The pace of the symptoms and length of disease can vary dramatically from person to person. In general, each type of FTD follows a pattern where the symptoms seen in the mild stage become more pronounced and disabling over a course of 8-10 years.

Mild SD

People with early semantic dementia that is predominantly on the left side of the brain, usually complain of a hard time coming up with the word or name for something. Words that the person uses a lot may remain available, but more unusual words may be replaced by "thingy" or "you know." The tone, rhythm and fluctuations of pitch (prosody) generally sound normal. Memory for day-to-day events is usually spared.

The early signs of SD in people with asymmetric right-sided damage include a decline in empathy or awareness of other people's emotions.

Moderate SD

After two to three years, the people with left sided damage and those with right sided damage tend to look more similar, as the disease typically progresses to involve both sides. With moderate SD, most people show at least some of the behavioral problems that are similar to the behavioral variant of FTD.

People with moderate semantic dementia will have immense trouble understanding you. They may also have increasing difficulty recognizing the names and faces of people – even friends and family. Reading and writing, mostly likely, will have declined noticeably. The person may still be able to use numbers, colors and shapes – the brain functions responsible for these skills are organized in a different area of the brain from words.

Severe SD

After four to five years of SD, the disease is usually quite advanced, which means the person's language skills have significantly eroded, making communication very difficult while the behavioral problems have significantly increased. Typical behaviors seen in late stage SD include disinhibition, apathy, compulsions, impaired face recognition, altered food preference and weight gain. People with left-sided damage tend to show more interest in visual or non-verbal things while people with right-sided damage tend to prefer games with words and symbols.

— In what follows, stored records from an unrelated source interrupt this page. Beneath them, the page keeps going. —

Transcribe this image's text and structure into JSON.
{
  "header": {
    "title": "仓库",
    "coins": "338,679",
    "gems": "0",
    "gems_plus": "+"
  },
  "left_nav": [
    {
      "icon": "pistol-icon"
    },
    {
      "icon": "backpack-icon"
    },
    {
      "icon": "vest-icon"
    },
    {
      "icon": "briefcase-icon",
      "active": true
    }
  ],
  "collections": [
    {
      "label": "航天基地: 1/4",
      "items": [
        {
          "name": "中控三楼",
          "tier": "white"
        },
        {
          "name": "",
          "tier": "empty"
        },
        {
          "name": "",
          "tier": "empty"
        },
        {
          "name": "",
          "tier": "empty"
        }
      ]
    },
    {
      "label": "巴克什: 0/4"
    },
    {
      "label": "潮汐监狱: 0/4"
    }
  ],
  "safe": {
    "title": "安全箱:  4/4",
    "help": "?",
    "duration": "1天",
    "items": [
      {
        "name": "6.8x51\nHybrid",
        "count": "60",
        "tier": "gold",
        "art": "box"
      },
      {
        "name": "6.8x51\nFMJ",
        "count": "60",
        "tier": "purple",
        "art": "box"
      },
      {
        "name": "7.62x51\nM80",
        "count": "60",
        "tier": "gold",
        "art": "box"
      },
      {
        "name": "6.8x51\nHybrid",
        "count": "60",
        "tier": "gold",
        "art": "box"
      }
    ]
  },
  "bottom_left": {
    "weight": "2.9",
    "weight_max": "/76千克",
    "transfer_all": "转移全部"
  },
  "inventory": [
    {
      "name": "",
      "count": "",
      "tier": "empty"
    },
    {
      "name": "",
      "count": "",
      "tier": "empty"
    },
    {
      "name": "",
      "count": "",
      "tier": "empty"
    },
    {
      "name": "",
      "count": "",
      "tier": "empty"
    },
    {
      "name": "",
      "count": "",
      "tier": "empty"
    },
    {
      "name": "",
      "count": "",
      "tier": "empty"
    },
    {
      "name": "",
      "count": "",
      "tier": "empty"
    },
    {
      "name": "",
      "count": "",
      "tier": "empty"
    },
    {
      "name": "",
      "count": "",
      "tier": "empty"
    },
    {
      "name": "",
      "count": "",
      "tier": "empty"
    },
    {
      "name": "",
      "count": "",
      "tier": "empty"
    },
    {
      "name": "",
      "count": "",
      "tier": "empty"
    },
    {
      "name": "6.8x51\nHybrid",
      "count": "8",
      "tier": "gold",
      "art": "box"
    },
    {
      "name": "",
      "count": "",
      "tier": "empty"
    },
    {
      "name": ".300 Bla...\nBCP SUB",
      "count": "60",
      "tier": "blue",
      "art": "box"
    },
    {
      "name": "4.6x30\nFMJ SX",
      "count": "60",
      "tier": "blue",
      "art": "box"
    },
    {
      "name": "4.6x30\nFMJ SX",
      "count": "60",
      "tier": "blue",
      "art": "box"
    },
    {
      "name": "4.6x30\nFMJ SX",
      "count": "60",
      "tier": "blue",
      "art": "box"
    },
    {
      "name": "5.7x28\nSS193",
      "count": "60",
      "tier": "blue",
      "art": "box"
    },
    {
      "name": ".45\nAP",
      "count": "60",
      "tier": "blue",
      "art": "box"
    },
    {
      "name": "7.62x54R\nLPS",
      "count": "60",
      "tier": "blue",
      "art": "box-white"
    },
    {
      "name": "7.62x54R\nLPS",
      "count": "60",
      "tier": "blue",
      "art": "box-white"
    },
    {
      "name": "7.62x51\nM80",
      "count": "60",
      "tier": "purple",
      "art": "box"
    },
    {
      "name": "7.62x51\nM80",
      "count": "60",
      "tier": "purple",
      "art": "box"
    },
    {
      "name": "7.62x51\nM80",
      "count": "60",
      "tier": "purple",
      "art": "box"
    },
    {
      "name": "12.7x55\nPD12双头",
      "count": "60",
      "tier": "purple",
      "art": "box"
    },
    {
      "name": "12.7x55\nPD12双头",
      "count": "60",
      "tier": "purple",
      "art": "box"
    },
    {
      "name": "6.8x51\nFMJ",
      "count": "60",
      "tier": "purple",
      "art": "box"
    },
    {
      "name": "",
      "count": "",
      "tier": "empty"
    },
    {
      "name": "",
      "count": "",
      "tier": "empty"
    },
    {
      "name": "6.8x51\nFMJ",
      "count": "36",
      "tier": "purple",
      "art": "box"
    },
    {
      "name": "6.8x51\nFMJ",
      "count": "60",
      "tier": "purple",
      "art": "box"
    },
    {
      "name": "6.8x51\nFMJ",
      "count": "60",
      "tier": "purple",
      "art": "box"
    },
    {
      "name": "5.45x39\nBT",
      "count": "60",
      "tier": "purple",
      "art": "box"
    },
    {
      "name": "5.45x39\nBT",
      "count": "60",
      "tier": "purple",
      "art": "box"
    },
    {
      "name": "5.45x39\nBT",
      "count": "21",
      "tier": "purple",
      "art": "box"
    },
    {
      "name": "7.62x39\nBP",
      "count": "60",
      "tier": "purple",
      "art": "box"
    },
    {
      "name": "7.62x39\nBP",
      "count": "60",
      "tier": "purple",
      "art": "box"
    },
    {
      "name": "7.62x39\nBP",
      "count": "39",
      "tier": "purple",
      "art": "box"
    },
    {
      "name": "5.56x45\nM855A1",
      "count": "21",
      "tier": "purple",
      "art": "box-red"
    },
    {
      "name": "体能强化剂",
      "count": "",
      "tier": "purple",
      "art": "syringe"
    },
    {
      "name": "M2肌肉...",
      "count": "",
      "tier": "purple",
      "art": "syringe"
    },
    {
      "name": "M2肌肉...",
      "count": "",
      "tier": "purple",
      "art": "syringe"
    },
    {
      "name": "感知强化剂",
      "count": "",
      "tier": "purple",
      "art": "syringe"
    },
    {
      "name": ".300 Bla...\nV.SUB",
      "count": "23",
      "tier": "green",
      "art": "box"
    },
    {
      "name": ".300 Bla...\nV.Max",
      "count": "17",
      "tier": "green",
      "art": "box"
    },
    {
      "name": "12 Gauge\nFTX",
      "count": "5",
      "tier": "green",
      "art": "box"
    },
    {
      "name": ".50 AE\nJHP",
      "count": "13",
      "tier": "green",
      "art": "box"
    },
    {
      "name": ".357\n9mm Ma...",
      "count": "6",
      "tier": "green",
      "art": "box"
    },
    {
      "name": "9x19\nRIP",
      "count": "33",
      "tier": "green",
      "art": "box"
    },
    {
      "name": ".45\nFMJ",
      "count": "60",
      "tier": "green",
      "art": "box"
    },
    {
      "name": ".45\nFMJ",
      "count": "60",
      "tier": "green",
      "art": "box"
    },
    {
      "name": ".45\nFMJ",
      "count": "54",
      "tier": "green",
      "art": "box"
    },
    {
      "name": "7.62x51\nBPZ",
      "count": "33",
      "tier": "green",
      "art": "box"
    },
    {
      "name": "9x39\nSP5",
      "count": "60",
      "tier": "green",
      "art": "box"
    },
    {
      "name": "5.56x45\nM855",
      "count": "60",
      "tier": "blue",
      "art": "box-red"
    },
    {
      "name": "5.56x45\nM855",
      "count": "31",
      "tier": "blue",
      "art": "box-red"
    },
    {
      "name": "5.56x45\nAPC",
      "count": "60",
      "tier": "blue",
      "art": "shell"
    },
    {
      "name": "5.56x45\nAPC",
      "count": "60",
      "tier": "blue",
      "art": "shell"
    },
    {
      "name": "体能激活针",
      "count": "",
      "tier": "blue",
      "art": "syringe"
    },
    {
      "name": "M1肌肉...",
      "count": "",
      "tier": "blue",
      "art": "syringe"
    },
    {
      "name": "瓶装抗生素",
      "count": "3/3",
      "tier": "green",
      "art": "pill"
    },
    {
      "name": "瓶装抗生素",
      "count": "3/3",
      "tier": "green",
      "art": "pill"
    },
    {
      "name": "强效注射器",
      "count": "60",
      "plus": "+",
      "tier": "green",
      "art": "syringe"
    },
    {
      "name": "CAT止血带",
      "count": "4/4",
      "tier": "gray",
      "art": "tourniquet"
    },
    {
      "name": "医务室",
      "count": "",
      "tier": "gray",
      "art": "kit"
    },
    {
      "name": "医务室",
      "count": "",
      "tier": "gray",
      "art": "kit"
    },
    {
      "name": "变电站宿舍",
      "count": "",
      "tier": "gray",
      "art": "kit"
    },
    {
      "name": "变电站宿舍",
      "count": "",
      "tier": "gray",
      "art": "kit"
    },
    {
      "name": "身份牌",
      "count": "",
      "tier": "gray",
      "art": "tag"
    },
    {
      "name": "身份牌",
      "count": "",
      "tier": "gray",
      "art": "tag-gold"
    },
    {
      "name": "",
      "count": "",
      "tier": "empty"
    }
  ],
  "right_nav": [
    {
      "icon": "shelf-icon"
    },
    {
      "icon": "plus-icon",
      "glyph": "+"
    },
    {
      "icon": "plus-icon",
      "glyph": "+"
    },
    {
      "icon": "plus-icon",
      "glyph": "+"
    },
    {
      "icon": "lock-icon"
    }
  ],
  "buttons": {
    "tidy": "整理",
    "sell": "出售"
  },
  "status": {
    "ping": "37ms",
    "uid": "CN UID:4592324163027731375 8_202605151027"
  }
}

The time from diagnosis to the end typically takes about six years, although this can vary significantly from person to person.

Progressive nonfluent aphasia

Mild PNFA

Progressive nonfluent aphasia leads to increasing trouble speaking and producing language, although the person with it usually understands language and knows what they want to say. Early symptoms include slowed speech and trouble getting the works out correctly. For example, if a person with PNFA has to repeat a word that is difficult to say several times, it will most likely sound a little different each time.

Moderate PNFA

As the disease progresses into years three and four, the person will have more and more trouble producing speech. They may use short sentences without a lot of extra words like articles and adjectives. Reading and writing skills may are usually still good, so you might want to consider using a board or number of pictures to help the person express their meaning. Skills with numbers, colors and shapes generally remain intact, as do skills involving face and emotion recognition.

Severe PNFA

After five or more years of PNFA, the person with PNFA is essentially mute and may show behavioral problems similar to those of behavioral variant FTD. Some people with PNFA develop Parkinson's-like motor problems like muscle rigidity and stiffness. The time from diagnosis to the end typically takes about six years, although this can vary significantly from person to person.

End stage FTD

After years of FTD, patients may have trouble coordinating their muscles and require a wheelchair. Usually 24-hour care is required, whether at home or in an institution. The physical decline and changes that occur throughout the disease course become more and more obvious at this stage. Eventually, the person with FTD may have great difficulty swallowing, chewing, moving and controlling their bladder and/or bowels. Death from FTD is usually caused by the consequences of these physical changes, most commonly infections in the lungs, skin or urinary tract. Although it can vary widely, the time from the first symptom to the end is typically about eight years, whereas the time from diagnosis is, on average, about five years.